“The total number of permits really isn’t the whole story,” Bendon said.
Much of 2012’s building activity involved smaller projects, according to Bendon, who pointed to the median value of construction for the permits issued each month. The median figure ranged from a low of $5,250 in December to a high of $20,000 in June, though the maximum value of a permitted project eclipsed $10 million in two months of 2012 and topped $20 million once.
“I think there’s an assumption in town that a building permit represents a half-million dollars or a quarter-million in investment,” Bendon said. “Ninety percent of what we see is under a quarter-million dollars. The vast majority of them are small projects.”
Meanwhile, in unincorporated Pitkin County, residential construction activity slipped in terms of its overall value, while non-residential construction saw a measurable uptick, due in large part to the Aspen Music Festival and School campus redevelopment on Castle Creek Road and the construction of new Roaring Fork Transportation Authority bus stops along Highway 82.
The county issued 81 residential building permits last year worth $54.4 million in construction, compared to 79 permits in 2011 that were worth $68.9 million. Last year, the county issued 50 permits for non-residential construction worth $27.2 million, compared to 29 permits worth $7.7 million in 2011.
In both the city and unincorporated county, the construction industry took a recession-fueled dive in 2009 and 2010 before showing signs of slow improvement, at least in the city, in 2011. The local building industry has not returned to the levels of 2005 through 2008, when it was booming, records show.
In Aspen, permitted construction activity was worth $348 million in 2006, $378.3 million in 2007 and $296.3 million in 2008. In 2009, it plummeted to $82.2 million.
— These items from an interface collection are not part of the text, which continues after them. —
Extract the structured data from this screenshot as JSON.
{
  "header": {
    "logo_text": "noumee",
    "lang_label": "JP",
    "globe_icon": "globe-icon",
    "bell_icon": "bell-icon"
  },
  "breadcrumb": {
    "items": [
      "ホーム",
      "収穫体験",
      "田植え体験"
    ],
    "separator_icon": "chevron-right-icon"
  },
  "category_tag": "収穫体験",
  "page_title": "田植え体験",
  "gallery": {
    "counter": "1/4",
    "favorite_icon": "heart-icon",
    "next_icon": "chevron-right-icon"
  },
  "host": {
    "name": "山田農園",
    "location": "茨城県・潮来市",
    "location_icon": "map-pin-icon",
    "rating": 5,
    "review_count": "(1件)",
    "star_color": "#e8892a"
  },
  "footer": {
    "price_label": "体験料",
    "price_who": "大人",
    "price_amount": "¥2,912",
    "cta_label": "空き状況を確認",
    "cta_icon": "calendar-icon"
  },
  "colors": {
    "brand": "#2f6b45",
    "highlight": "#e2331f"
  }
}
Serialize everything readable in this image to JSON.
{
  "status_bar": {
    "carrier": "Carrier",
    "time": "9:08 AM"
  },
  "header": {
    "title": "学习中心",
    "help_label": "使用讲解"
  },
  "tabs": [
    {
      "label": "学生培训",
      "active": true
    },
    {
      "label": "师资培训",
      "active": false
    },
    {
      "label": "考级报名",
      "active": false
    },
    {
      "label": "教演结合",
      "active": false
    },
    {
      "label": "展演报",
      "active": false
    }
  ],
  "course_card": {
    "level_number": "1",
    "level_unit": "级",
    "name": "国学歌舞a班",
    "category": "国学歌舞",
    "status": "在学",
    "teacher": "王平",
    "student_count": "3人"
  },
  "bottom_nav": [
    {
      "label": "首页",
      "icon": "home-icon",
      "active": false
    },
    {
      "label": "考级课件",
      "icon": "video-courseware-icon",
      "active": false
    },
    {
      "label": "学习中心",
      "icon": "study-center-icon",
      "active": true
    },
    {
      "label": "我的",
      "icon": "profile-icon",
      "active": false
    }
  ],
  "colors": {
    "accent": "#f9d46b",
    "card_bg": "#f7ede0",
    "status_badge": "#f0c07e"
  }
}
In the county, where the building industry is primarily driven by large-home construction, 2008 was the high-water mark for the past decade, with 137 residential permits worth $130.3 million in construction. In 2007, the county issued 187 permits worth $120.9 million in residential construction. In 2009, activity fell to 93 permits worth $71.9 million in home construction, and that sector of the economy has shown no signs of recovery.